Among the lines below, how many have the string "imported" in them? Only the number is wanted.

── Data records ──

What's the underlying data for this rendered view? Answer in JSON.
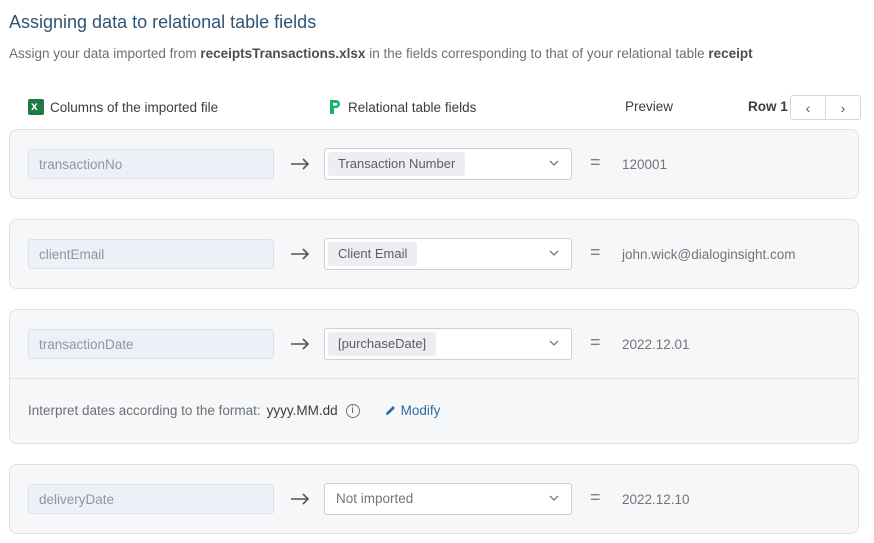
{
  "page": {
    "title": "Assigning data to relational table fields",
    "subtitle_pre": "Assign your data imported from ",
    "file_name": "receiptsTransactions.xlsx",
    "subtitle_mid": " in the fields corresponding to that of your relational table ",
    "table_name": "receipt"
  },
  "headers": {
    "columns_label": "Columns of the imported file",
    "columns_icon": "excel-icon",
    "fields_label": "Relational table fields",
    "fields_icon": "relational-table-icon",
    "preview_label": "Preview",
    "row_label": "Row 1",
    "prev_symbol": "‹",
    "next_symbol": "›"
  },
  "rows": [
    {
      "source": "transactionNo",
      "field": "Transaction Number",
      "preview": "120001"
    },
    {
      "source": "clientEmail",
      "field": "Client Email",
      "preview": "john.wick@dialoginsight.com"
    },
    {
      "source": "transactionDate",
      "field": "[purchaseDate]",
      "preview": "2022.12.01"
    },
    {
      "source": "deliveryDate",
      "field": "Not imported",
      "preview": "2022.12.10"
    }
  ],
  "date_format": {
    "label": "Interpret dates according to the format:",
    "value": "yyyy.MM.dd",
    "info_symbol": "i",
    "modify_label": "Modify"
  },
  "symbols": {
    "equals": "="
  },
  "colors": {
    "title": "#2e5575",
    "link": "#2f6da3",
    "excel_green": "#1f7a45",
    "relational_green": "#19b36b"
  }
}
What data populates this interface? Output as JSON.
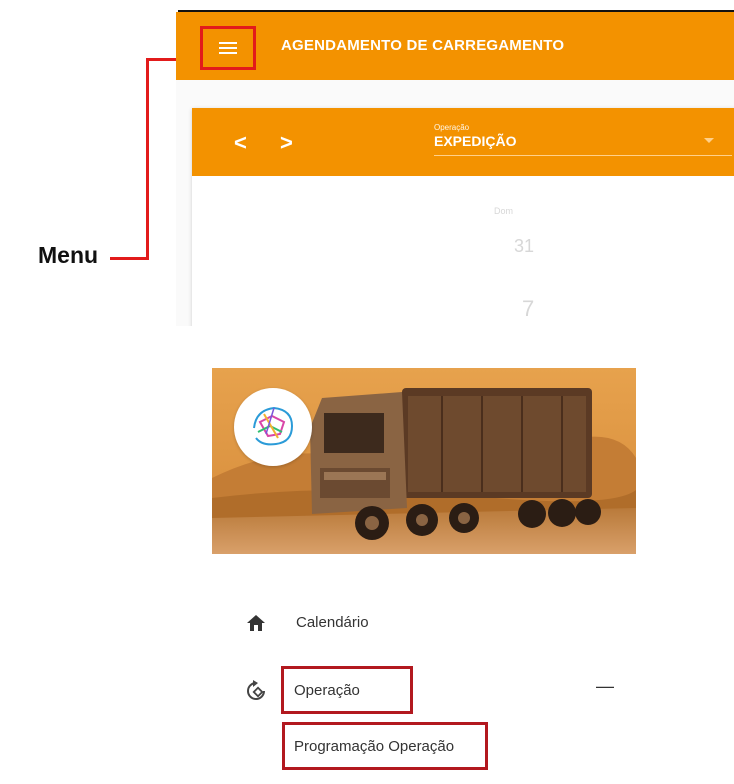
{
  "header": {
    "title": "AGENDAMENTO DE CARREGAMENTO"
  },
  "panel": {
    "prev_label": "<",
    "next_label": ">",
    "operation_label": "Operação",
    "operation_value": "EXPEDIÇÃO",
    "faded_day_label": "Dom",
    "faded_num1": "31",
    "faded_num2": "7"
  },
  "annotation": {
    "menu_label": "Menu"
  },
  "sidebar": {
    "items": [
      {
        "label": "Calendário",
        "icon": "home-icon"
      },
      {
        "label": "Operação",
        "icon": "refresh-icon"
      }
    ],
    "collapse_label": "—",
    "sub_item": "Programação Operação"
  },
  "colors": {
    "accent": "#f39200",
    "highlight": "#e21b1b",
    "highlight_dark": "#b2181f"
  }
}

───
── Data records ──

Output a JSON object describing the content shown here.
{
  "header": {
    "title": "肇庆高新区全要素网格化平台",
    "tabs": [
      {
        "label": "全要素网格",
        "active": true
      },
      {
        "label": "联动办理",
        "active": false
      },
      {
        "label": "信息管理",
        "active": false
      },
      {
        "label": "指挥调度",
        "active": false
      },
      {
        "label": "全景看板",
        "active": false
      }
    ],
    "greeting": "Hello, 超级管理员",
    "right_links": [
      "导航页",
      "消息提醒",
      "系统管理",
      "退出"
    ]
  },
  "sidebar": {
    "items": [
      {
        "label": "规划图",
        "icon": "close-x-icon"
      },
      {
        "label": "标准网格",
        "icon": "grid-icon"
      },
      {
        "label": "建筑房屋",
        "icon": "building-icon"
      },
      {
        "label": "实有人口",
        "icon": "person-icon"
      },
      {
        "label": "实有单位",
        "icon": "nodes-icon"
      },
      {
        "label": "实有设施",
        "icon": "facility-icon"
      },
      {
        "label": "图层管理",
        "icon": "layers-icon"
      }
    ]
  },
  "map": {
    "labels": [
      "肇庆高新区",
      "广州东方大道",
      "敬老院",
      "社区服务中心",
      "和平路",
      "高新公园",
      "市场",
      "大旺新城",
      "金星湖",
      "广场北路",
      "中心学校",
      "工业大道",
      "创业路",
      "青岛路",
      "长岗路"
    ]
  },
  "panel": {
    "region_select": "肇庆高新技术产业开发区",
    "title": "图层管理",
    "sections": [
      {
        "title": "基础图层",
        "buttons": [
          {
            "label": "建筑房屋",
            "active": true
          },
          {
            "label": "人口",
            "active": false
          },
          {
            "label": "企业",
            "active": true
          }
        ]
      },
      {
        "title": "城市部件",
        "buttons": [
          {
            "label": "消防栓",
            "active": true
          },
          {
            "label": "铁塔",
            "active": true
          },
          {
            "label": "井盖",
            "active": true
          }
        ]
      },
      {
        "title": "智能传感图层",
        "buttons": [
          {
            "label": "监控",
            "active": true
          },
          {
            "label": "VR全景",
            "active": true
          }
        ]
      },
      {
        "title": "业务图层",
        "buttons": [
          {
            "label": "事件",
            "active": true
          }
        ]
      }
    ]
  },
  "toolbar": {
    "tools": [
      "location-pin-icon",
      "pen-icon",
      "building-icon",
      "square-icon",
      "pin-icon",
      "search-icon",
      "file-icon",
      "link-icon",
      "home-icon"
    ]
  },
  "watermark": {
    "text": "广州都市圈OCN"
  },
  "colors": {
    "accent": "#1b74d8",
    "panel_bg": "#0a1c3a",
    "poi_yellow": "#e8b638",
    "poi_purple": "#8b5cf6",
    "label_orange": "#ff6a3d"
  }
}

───

Response area = 3